» **EXTRACTED RECORDS**
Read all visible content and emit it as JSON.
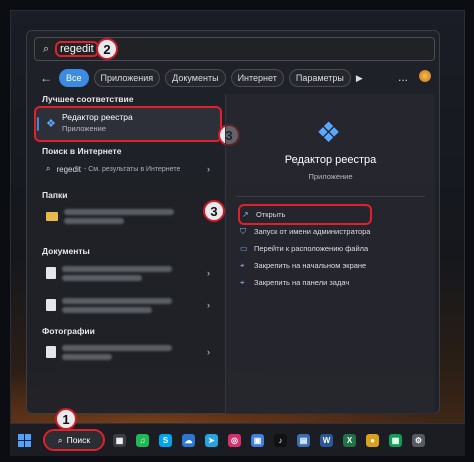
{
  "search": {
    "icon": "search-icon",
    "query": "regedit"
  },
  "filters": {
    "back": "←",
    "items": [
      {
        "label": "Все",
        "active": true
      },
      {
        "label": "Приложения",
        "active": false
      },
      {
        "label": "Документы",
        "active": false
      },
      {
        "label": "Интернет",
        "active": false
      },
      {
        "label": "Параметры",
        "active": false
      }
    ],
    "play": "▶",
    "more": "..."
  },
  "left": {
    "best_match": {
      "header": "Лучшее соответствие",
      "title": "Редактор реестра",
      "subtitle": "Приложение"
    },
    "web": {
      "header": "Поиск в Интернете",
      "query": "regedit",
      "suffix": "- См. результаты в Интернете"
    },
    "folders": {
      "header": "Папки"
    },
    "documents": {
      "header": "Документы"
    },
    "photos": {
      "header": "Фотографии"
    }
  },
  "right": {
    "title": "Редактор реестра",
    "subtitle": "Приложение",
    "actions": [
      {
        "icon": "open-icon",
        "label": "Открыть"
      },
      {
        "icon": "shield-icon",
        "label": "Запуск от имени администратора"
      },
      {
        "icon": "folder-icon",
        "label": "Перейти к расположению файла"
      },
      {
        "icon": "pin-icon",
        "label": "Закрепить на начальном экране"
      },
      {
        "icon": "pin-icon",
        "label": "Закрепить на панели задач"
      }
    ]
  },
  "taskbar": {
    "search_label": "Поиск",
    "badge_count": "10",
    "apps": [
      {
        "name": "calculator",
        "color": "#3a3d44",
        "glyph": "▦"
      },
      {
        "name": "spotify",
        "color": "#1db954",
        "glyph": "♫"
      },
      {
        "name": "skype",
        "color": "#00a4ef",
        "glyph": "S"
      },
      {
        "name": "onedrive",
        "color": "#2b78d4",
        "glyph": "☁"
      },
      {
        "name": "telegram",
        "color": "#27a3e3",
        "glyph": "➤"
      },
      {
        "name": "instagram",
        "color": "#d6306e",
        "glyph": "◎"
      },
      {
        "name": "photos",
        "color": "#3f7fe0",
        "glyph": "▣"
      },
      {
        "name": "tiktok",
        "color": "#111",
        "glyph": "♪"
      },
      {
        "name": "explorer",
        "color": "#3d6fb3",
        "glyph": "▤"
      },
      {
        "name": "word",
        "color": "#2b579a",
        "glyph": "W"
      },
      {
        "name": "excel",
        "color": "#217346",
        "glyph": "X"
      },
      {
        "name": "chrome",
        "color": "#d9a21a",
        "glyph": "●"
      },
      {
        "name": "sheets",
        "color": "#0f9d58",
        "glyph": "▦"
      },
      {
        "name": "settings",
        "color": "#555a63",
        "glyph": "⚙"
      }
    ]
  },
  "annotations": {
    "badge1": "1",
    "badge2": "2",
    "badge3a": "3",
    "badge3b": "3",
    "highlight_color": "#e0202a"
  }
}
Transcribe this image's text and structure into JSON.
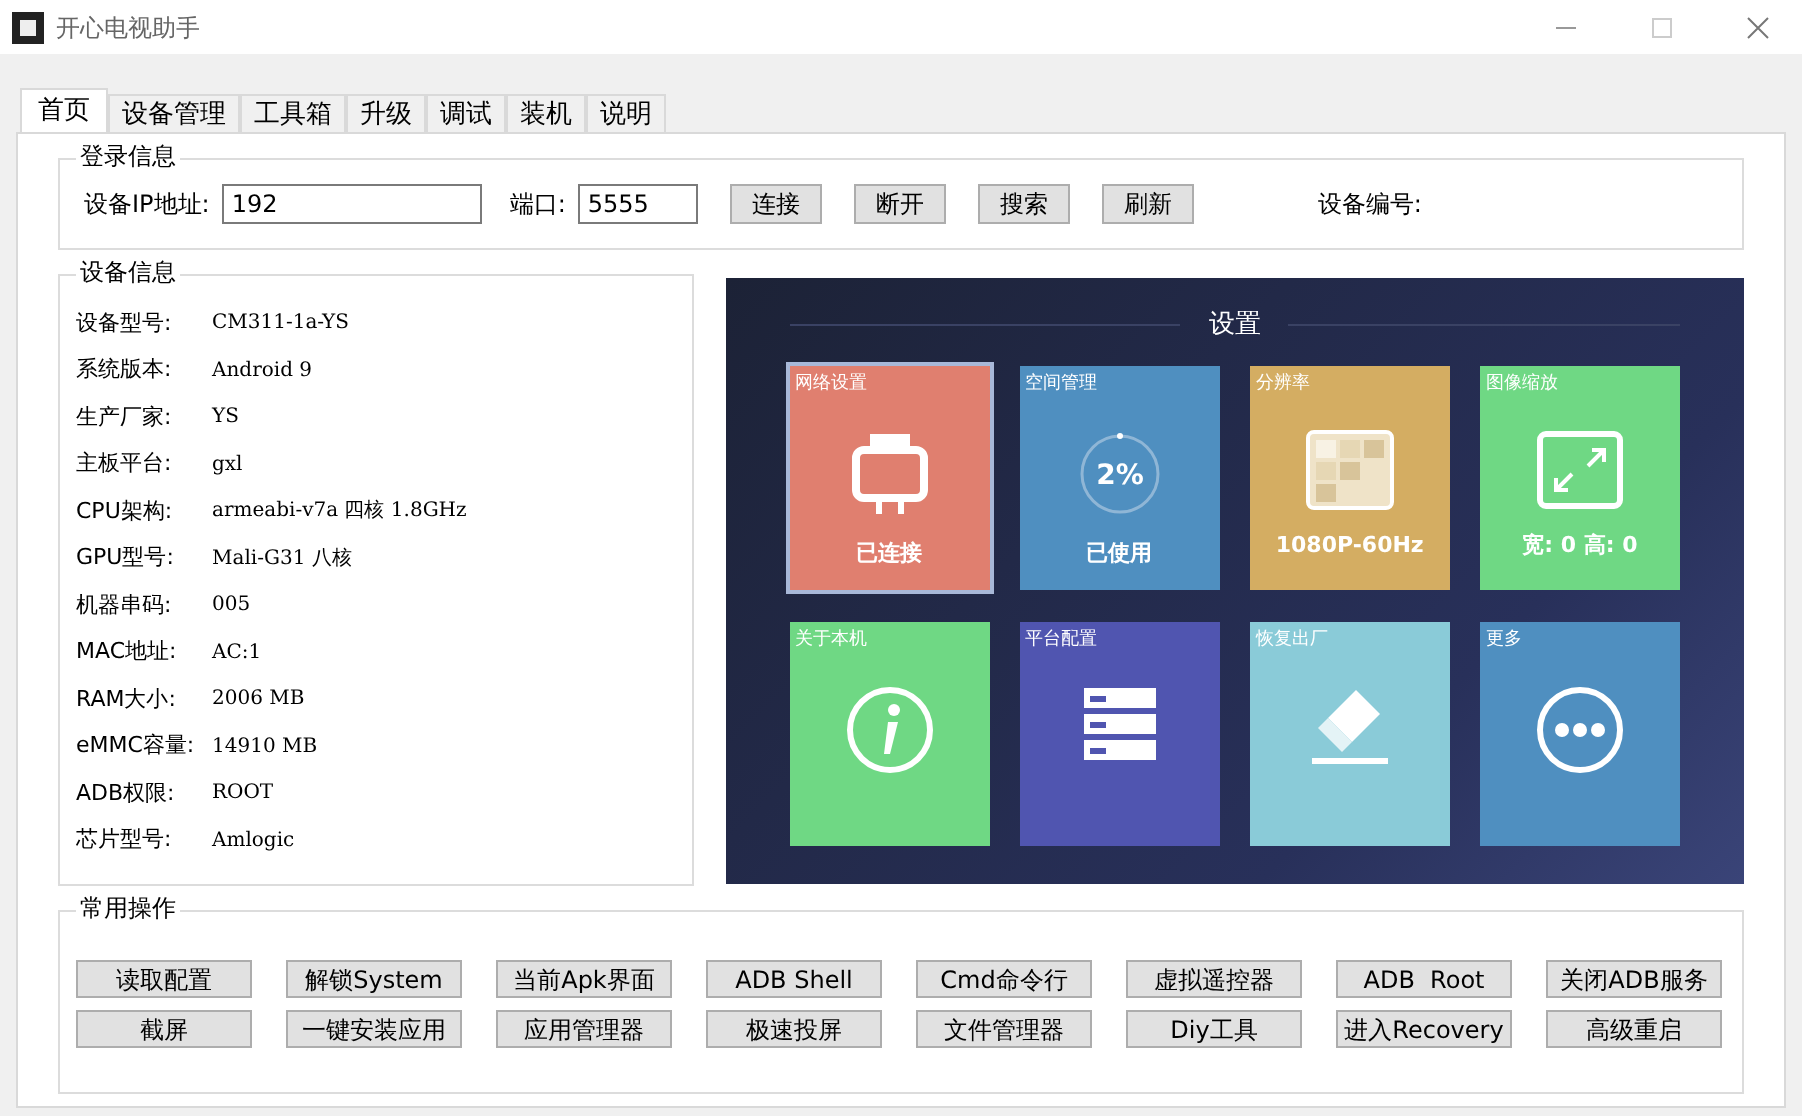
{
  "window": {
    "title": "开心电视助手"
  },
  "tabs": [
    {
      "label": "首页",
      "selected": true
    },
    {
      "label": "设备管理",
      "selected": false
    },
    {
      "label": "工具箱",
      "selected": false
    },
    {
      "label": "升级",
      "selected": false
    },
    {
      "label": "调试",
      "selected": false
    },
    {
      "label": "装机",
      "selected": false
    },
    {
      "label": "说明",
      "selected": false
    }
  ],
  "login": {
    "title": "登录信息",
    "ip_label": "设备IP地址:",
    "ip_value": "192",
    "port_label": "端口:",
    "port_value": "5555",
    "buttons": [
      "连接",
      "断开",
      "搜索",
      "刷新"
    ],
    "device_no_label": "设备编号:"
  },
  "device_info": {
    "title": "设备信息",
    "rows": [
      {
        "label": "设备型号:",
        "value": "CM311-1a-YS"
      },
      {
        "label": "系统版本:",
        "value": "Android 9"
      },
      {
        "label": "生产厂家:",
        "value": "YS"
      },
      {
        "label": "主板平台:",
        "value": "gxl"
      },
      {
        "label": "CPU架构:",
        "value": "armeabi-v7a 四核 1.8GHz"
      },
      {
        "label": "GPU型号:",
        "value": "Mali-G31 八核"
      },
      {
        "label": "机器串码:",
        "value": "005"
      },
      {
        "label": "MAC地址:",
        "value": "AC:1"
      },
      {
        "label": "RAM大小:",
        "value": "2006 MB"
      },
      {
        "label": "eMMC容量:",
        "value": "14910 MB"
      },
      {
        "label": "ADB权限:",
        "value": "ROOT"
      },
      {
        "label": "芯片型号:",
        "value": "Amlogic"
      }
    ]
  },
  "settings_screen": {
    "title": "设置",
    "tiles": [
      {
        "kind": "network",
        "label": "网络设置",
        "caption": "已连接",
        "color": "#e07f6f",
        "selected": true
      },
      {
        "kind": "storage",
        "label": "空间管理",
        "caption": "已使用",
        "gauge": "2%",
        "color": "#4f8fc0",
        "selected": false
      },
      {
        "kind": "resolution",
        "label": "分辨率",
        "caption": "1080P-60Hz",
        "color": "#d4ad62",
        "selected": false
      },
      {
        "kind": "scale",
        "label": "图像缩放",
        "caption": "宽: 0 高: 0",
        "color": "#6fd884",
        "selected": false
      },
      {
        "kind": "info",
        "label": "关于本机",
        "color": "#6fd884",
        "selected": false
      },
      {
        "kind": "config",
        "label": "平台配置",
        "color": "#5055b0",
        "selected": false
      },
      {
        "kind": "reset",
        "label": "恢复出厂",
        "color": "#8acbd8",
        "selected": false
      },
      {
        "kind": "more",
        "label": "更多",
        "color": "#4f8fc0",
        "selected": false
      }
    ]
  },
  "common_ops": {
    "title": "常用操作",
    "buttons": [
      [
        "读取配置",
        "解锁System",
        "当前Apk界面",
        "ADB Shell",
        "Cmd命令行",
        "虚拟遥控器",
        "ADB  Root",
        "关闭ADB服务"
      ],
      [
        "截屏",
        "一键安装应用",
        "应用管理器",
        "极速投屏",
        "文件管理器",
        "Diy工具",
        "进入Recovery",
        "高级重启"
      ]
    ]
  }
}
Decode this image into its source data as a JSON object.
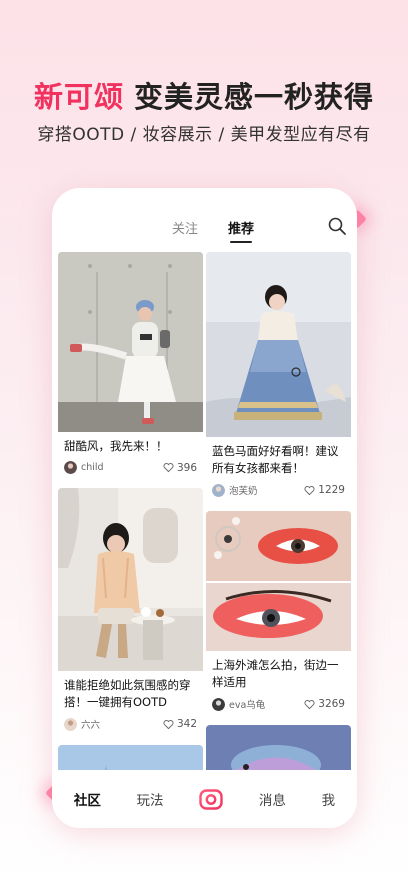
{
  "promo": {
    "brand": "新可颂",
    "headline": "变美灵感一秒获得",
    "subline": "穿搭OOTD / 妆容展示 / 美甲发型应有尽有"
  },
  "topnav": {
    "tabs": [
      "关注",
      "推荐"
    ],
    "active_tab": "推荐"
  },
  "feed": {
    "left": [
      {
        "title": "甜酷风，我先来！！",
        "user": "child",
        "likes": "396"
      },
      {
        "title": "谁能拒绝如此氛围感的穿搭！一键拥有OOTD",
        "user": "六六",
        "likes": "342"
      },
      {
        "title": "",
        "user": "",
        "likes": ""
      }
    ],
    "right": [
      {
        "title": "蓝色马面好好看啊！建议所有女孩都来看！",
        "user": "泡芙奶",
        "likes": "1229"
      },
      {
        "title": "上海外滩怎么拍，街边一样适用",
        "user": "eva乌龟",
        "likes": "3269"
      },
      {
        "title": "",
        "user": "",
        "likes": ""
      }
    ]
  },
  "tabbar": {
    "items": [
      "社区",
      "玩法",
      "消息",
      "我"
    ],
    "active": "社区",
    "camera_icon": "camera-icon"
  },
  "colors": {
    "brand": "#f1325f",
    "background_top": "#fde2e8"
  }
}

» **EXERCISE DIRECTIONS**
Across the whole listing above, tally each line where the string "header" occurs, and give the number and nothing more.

» **TASK ANSWER**
5